When he returns to the area now, though, he’s known as Firefly.
“I’m one of the shortest on the team and they say I light it up real quick on the court. That’s why they call me Firefly,” said Fisher.
Fisher is a Harlem Globetrotter and in the middle of this third season with the world-renowned team. He’ll return to the Capital District on Sunday, Feb. 5, for a show at the Times Union Center and he said he’s excited to see his fans again.
“Every year, I feel like I show them something new. I feel like I get better and better every year. I’m excited to come back and I’m hoping they all come out and keep supporting me like they have been,” said Fisher.
Fisher’s path to the unconventional basketball team, known for its tricks, acrobatics and comedy instead of winning championship games, wasn’t something he planned.
“I always wanted to play professional ball, that’s a lot of player’s goals,” said Fisher. “I just never thought it would have been the Harlem Globetrotters.
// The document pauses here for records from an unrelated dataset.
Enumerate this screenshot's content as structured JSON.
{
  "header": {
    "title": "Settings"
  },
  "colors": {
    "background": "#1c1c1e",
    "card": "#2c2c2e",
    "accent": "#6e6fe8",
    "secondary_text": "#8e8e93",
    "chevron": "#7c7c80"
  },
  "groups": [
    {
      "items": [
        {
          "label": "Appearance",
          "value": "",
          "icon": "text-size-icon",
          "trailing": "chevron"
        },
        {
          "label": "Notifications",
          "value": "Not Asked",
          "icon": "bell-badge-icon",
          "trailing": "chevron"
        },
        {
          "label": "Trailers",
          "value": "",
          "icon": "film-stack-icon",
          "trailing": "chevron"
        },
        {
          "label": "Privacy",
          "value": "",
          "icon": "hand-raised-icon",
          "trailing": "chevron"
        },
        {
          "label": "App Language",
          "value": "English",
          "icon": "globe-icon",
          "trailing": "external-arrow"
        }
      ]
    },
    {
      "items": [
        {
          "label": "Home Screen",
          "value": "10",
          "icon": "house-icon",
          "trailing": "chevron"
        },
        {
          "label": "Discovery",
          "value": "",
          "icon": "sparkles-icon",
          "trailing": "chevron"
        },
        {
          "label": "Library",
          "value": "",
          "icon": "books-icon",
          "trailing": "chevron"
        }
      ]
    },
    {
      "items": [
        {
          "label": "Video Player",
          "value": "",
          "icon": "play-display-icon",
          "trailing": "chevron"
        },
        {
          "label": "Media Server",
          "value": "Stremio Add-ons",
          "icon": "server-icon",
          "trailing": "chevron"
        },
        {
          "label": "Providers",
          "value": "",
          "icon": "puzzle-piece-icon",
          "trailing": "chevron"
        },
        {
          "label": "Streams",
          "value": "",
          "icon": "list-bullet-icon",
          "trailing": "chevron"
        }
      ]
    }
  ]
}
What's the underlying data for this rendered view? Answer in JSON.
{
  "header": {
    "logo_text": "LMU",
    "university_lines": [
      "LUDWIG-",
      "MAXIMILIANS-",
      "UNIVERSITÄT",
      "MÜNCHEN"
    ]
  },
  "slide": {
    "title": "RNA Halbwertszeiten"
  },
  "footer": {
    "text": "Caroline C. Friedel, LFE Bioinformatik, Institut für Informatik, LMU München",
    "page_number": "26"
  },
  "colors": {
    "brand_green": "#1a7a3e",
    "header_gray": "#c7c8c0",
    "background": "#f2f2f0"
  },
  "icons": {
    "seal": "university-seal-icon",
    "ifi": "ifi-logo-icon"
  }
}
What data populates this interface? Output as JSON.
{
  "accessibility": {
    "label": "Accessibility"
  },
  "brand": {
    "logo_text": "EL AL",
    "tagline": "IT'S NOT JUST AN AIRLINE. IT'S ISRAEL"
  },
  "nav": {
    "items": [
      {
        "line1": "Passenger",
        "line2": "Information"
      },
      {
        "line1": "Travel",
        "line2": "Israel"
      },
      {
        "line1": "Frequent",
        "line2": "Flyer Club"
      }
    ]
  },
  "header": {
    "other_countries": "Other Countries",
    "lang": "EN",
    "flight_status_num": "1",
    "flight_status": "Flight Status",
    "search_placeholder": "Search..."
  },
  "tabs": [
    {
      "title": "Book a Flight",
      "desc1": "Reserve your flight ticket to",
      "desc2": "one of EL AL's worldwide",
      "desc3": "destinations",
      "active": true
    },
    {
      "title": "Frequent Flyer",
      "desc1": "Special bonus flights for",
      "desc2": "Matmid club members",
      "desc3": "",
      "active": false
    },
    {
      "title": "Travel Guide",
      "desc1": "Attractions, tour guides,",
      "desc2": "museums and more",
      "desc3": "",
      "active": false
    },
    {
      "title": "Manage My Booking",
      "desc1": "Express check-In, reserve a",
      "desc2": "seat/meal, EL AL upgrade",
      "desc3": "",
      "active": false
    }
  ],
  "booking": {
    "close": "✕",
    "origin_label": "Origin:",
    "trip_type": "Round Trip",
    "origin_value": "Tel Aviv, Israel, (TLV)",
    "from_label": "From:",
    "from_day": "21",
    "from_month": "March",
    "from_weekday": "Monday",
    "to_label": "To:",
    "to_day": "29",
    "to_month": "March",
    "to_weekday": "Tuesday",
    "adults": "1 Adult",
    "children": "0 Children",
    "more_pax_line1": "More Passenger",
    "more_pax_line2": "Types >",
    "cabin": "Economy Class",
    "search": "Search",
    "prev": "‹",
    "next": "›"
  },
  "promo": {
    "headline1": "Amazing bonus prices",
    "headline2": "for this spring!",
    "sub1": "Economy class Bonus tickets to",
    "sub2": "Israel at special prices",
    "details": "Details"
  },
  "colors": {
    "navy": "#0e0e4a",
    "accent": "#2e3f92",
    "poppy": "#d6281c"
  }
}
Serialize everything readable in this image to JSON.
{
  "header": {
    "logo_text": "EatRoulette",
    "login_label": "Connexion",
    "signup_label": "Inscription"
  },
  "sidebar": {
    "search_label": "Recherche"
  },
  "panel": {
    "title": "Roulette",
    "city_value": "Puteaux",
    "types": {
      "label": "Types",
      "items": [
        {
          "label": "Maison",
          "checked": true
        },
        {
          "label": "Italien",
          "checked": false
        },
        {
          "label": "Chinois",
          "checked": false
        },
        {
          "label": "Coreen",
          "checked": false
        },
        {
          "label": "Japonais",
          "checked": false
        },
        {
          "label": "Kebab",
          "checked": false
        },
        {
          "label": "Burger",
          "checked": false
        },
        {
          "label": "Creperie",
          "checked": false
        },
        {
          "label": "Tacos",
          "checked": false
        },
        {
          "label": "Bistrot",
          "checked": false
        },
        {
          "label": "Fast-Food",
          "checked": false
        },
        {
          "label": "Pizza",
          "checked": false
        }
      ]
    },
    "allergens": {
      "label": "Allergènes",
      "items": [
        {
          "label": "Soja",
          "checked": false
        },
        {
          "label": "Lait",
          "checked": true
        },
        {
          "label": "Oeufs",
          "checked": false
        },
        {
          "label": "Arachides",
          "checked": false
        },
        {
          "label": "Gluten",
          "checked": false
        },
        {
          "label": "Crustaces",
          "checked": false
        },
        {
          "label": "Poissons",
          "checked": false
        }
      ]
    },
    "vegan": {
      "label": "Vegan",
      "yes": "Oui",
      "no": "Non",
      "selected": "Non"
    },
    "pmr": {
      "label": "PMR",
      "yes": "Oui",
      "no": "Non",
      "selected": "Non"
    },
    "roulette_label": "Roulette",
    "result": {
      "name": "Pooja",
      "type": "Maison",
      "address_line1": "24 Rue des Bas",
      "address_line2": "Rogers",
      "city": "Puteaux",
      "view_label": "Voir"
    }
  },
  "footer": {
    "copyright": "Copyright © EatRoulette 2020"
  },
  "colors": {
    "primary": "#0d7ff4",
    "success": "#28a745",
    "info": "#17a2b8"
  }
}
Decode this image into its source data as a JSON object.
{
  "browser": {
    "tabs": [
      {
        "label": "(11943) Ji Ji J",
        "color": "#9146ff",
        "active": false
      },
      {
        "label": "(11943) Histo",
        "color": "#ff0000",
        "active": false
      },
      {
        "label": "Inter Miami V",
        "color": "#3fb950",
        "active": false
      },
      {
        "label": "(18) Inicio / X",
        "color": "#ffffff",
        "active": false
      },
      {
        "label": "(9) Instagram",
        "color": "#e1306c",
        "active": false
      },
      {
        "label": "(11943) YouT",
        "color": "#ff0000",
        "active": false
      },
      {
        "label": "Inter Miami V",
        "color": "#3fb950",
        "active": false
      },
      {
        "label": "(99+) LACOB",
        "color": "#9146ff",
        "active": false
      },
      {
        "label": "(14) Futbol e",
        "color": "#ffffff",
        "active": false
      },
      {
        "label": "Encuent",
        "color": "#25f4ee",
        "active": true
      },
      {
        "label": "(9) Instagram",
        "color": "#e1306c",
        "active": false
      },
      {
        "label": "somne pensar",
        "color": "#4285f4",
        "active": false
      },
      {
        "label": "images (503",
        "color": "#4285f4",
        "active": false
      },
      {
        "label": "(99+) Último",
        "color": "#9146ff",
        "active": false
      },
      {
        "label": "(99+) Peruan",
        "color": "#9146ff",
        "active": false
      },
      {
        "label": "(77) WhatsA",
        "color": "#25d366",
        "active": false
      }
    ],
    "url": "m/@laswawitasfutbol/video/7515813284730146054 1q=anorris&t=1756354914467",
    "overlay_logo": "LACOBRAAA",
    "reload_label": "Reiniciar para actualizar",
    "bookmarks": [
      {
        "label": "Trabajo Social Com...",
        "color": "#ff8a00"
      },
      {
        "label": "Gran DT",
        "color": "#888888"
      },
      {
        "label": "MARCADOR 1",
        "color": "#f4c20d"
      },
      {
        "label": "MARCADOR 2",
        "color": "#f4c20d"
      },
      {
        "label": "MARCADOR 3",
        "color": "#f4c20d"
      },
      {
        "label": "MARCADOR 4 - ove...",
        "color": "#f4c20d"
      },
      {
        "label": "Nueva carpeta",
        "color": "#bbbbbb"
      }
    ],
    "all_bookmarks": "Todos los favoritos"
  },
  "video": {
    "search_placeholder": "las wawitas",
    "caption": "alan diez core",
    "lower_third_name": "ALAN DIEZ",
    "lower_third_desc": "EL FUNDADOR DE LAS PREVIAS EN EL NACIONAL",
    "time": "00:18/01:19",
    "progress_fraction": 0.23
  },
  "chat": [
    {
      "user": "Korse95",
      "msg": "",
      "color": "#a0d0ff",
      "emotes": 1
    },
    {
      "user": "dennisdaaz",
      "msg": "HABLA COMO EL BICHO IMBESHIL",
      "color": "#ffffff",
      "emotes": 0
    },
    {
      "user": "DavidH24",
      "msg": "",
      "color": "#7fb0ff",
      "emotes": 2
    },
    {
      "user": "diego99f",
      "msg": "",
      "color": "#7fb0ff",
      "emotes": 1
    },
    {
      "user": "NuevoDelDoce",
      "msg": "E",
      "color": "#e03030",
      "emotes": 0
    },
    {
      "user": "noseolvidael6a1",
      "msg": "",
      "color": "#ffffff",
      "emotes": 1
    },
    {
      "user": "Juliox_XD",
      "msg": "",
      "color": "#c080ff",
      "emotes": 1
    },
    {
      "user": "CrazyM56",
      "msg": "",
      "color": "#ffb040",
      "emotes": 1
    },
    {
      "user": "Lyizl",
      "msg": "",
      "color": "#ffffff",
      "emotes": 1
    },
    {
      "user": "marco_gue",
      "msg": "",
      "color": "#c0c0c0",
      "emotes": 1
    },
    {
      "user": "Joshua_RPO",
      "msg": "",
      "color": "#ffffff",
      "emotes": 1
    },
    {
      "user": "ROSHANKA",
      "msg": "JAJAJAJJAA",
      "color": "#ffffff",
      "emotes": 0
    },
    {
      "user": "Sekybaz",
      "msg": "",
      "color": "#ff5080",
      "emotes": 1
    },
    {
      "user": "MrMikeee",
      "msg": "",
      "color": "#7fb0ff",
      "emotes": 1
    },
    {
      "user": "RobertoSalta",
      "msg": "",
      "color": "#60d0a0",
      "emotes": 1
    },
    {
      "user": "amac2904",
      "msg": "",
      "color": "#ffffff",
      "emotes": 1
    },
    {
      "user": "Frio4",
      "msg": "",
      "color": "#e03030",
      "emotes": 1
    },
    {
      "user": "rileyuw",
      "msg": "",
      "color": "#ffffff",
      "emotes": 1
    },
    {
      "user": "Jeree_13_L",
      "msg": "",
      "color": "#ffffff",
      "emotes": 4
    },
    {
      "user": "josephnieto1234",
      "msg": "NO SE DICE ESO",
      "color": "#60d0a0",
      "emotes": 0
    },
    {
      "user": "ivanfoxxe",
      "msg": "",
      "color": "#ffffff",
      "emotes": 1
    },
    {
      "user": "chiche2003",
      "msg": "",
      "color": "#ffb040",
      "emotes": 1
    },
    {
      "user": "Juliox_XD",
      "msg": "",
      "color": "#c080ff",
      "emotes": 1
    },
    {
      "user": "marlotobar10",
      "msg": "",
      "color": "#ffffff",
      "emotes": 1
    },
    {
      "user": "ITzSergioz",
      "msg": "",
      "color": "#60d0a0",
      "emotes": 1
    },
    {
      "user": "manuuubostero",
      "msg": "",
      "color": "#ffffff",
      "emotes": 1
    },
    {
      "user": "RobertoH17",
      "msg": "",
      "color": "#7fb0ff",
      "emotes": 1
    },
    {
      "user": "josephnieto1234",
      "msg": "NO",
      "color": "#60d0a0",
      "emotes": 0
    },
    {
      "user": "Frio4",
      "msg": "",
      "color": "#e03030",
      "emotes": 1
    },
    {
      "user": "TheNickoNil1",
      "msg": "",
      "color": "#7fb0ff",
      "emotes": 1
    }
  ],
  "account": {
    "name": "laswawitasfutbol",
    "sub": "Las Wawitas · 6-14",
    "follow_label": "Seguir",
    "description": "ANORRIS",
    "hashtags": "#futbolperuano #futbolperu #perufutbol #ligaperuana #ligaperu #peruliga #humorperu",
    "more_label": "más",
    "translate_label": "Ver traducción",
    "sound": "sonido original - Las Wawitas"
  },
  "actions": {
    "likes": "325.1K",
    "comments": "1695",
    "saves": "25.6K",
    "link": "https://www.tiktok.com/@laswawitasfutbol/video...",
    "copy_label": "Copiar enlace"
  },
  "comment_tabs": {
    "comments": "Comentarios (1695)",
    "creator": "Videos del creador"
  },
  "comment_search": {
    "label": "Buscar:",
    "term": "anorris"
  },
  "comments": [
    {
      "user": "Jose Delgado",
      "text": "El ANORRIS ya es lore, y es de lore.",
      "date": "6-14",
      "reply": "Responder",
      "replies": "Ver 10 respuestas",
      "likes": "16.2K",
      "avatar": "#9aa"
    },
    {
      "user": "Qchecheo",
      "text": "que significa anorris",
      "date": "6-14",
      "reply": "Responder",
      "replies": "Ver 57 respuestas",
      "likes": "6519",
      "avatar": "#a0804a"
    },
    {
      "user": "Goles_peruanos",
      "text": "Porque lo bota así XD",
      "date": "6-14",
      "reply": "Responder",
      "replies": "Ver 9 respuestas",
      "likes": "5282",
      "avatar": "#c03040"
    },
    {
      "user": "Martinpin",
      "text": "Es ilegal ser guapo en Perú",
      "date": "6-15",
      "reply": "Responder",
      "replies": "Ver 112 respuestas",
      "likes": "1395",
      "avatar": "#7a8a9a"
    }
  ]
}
Not only do you have to be a basketball player but you have to have that charisma, personality and entertainment skills.”
Though he always saw himself as part of the NBA or playing professional basketball in Europe, now that he’s a Globetrotter the role fits perfectly.
“I’ve always been a basketball player first and pretty much a comedian on and off the court, so I feel like this plays right into my hands,” said Fisher.
The team drafted Fisher in 2008 and since then it’s been all about practice, practice and more practice.
“I wasn’t able to do anything but put the ball in the hole, pretty much the thing you’re able to do as basketball player and what people want you to do. Ball handling and tricks I’m able to do now but it just came with practice,” said Fisher.
And even though he’s now known for his spectacular dribbling skills and connection with the audience, playing with the Harlem Globetrotters isn’t so different than playing with the Siena Saints.
“It’s the same because I’m still competitive; instead of competing against another team I’m competing against myself because I’m trying to make myself better as a basketball player and an entertainer,” said Fisher.
He’s living an exciting life that takes him all over the globe but “coming home” to the Capital District is always a special experience for him.
“I’m on the road pretty much year-round so any time I’m able to come home and perform in front of people … it’s is a good thing because I’m able to bring memories and young kids are able to keep my name in the area like I want it to be, so people can follow my career,” said Fisher.
He said he hopes his success inspires his fans to follow their dreams.
“Anything can be done … I’m just fortunate to be in the situation many people don’t get the opportunity to do,” said Fisher.
Siena Head Coach Mitch Buonaguro said it’s always a thrill when Fisher returns for a show.
“He’s such a popular figure in the community, when he was here as a player and obviously now in his professional career,” said Buonaguro. “When he comes back … he draws a big audience and they like seeing him and he has a real affinity to this area.”
Now he speaks, works at an art camp and runs a basketball camp but even as a student at Siena, Buonaguro said Fisher seemed to know his role in the community was about more than winning games.
“When he was a student athlete here he epitomized what a student athlete should be, not only from an academic and basketball point of view, but he understood his responsibility to the community,” said Buonaguro. “Being a member of the Globetrotters, which is kind of an organization that their philosophy is you have to be very congenial and very community oriented, he fits it perfectly.”
Fisher and the Globetrotters will be at the Times Union Center Sunday, Feb. 5, at 1 p.m. Tickets are available online at www.harlemglobetrotters.com, www.ticketmaster.com, the box office or by calling 800-745-3000.